a man whose unique mastery of the art of writing influenced the style of an entire generation of writers. That influence spread far beyond the borders of the United States and far beyond the English language. It is an influence that persists today. Ernest Miller Hemingway, one of six children, was born into the family of a small town doctor at Oak Park, Illinois, on July 21, 1899. He was active in sports; and under the guidance of his father, he came to love the outdoors, becoming an excellent hunter and fisherman. His parents wanted him to become a doctor or a musician, but after graduation from high school, he began his writing career as a sports reporter for the Kansas City Star. When the United States entered World War I, Hemingway left his job and tried to enlist in the

army. After repeated rejections because of his youth, he was finally accepted as an ambulance -1- driver with the Red Cross in Italy. Shortly before his 19th birthday, he was badly wounded by enemy fire and spent several weeks in a hospital in Milan. This experience would provide material for his future novel A Farewell to Arms. After leaving the hospital, he enlisted in the Italian Arditi, an infantry unit, and served until the Armistice on November 11, 1918. Hemingway returned to Chicago in 1919 and then went to Toronto, Canada, where he worked for the Toronto Star. Two years later, he was appointed to the Sfar's international news bureau and was assigned to Paris. From 1921 to 1927, he lived in Europe where he worked hard at realizing his ambition to become a writer. Joining

the literary circle of expatriate American writers brought together by poet, author Gertrude Stein, Hemingway profited from his association with writers like her, Ezra Pound, and F. Scott Fitzgerald. He wrote his first three works: Three Short Stories and Ten Poems (1923); In Our Time (1925), a collection of short stories; and The Torrents of Spring (1926), a novel, which went unnoticed by the public. With the publication of The Sun Also Rises in 1926, Hemingway's first major success, his reputation as a novelist was established. This novel is considered by many critics to be his finest work. The hero of the story, Jake Barnes, his sexual powers destroyed by a war wound, faced, under unusually poignant circumstances, the problem which was to be the theme of much of Hemingway's

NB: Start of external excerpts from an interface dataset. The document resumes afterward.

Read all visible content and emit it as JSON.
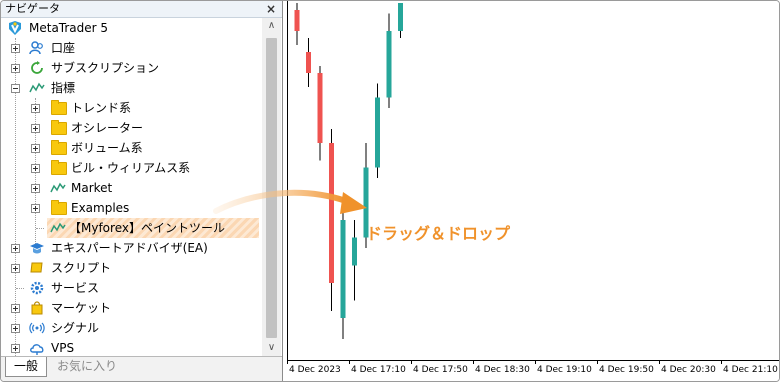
{
  "navigator": {
    "title": "ナビゲータ",
    "close": "×",
    "root": "MetaTrader 5",
    "items": [
      {
        "label": "口座"
      },
      {
        "label": "サブスクリプション"
      },
      {
        "label": "指標"
      },
      {
        "label": "トレンド系"
      },
      {
        "label": "オシレーター"
      },
      {
        "label": "ボリューム系"
      },
      {
        "label": "ビル・ウィリアムス系"
      },
      {
        "label": "Market"
      },
      {
        "label": "Examples"
      },
      {
        "label": "【Myforex】ペイントツール"
      },
      {
        "label": "エキスパートアドバイザ(EA)"
      },
      {
        "label": "スクリプト"
      },
      {
        "label": "サービス"
      },
      {
        "label": "マーケット"
      },
      {
        "label": "シグナル"
      },
      {
        "label": "VPS"
      }
    ],
    "tabs": [
      {
        "label": "一般"
      },
      {
        "label": "お気に入り"
      }
    ],
    "scroll_up": "∧",
    "scroll_down": "∨"
  },
  "annotation": {
    "text": "ドラッグ＆ドロップ",
    "color": "#f0922b"
  },
  "chart": {
    "x_labels": [
      "4 Dec 2023",
      "4 Dec 17:10",
      "4 Dec 17:50",
      "4 Dec 18:30",
      "4 Dec 19:10",
      "4 Dec 19:50",
      "4 Dec 20:30",
      "4 Dec 21:10"
    ],
    "colors": {
      "up": "#26a69a",
      "down": "#ef5350"
    }
  },
  "chart_data": {
    "type": "candlestick",
    "x": [
      "4 Dec 2023",
      "4 Dec 17:10",
      "4 Dec 17:50",
      "4 Dec 18:30",
      "4 Dec 19:10",
      "4 Dec 19:50",
      "4 Dec 20:30",
      "4 Dec 21:10"
    ],
    "candles": [
      {
        "dir": "down",
        "open": 0.98,
        "close": 0.92,
        "high": 1.0,
        "low": 0.88
      },
      {
        "dir": "down",
        "open": 0.86,
        "close": 0.8,
        "high": 0.9,
        "low": 0.76
      },
      {
        "dir": "down",
        "open": 0.8,
        "close": 0.6,
        "high": 0.82,
        "low": 0.55
      },
      {
        "dir": "down",
        "open": 0.6,
        "close": 0.2,
        "high": 0.64,
        "low": 0.12
      },
      {
        "dir": "up",
        "open": 0.1,
        "close": 0.38,
        "high": 0.44,
        "low": 0.04
      },
      {
        "dir": "up",
        "open": 0.25,
        "close": 0.33,
        "high": 0.38,
        "low": 0.15
      },
      {
        "dir": "up",
        "open": 0.33,
        "close": 0.53,
        "high": 0.6,
        "low": 0.3
      },
      {
        "dir": "up",
        "open": 0.53,
        "close": 0.73,
        "high": 0.77,
        "low": 0.5
      },
      {
        "dir": "up",
        "open": 0.73,
        "close": 0.92,
        "high": 0.97,
        "low": 0.7
      },
      {
        "dir": "up",
        "open": 0.92,
        "close": 1.0,
        "high": 1.0,
        "low": 0.9
      }
    ]
  }
}
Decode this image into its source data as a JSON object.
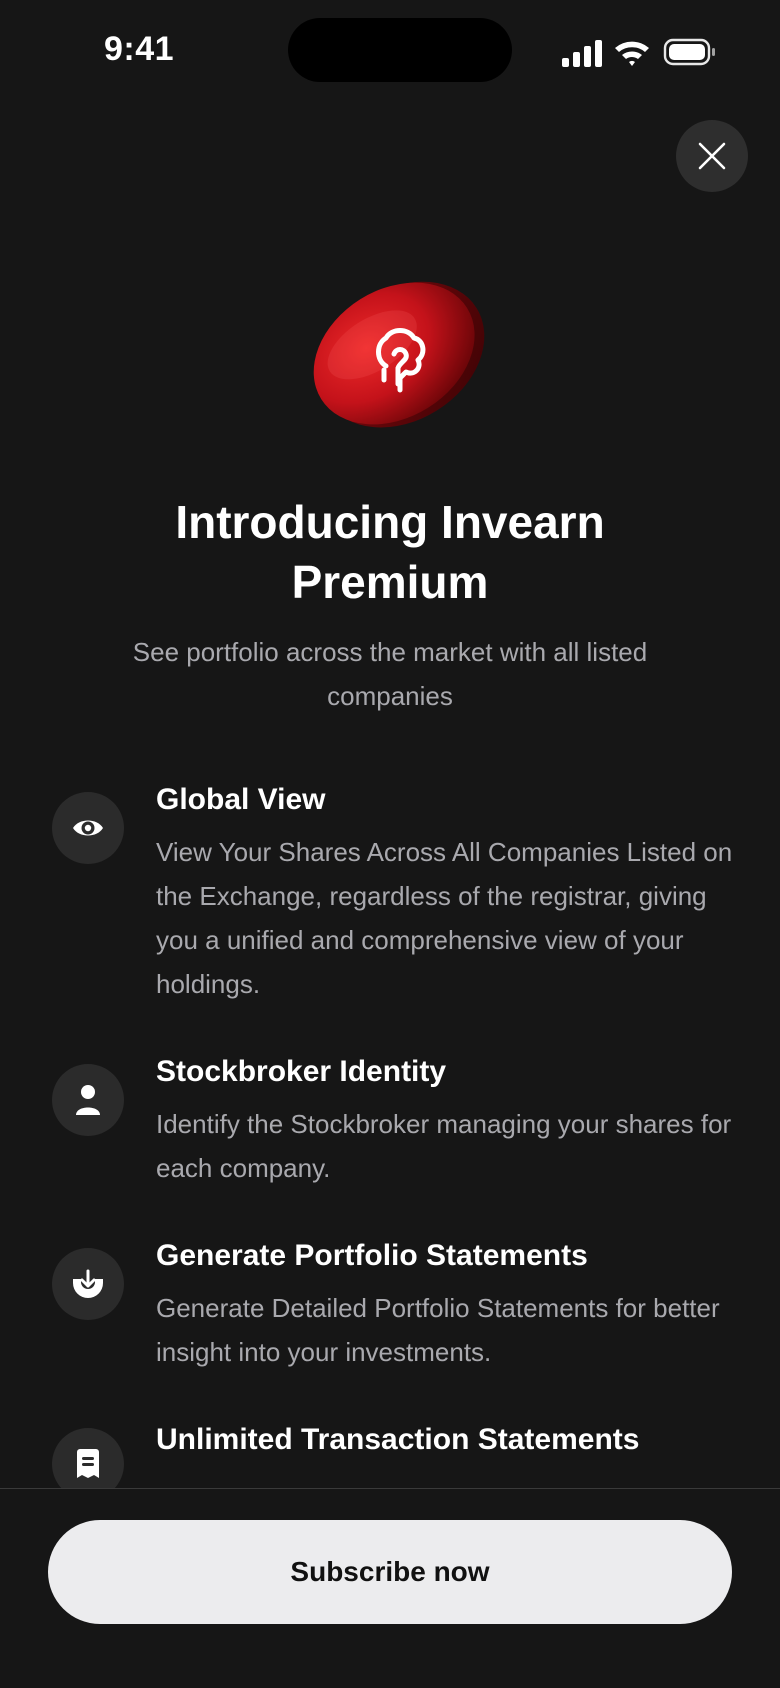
{
  "status_bar": {
    "time": "9:41",
    "icons": [
      "cellular-signal-icon",
      "wifi-icon",
      "battery-icon"
    ]
  },
  "close_button": {
    "icon": "close-icon"
  },
  "hero": {
    "icon": "invearn-logo-coin",
    "title": "Introducing Invearn Premium",
    "subtitle": "See portfolio across the market with all listed companies"
  },
  "features": [
    {
      "icon": "eye-icon",
      "title": "Global View",
      "description": "View Your Shares Across All Companies Listed on the Exchange, regardless of the registrar, giving you a unified and comprehensive view of your holdings."
    },
    {
      "icon": "user-icon",
      "title": "Stockbroker Identity",
      "description": "Identify the Stockbroker managing your shares for each company."
    },
    {
      "icon": "download-tray-icon",
      "title": "Generate Portfolio Statements",
      "description": "Generate Detailed Portfolio Statements for better insight into your investments."
    },
    {
      "icon": "receipt-icon",
      "title": "Unlimited Transaction Statements",
      "description": ""
    }
  ],
  "footer": {
    "cta_label": "Subscribe now"
  },
  "colors": {
    "background": "#161616",
    "accent": "#d0161c",
    "button_bg": "#ececee",
    "secondary_text": "#a9a9ae",
    "icon_circle": "#2b2b2b"
  }
}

-2- later work: how man proves his manhood. Written in an original style, the novel quickly influenced other writers. Keeping emotion restrained, Hemingway emphasized his ideas through understatement. The American novelist, James T. Farrell, credited Hemingway with contributing "toward making the American •idiom the language for the evocation for sensitive and complicated feelings." In 1927 Hemingway published a collection of short stones called Men Without Women. The following year he returned to the United States, where he lived off and on for the next ten years at Key West, Florida. There he worked on A Farewell to Arms (1929). The following passage from the novel has often been pointed out as a statement of Hemingway's world view as well as the key to the novel's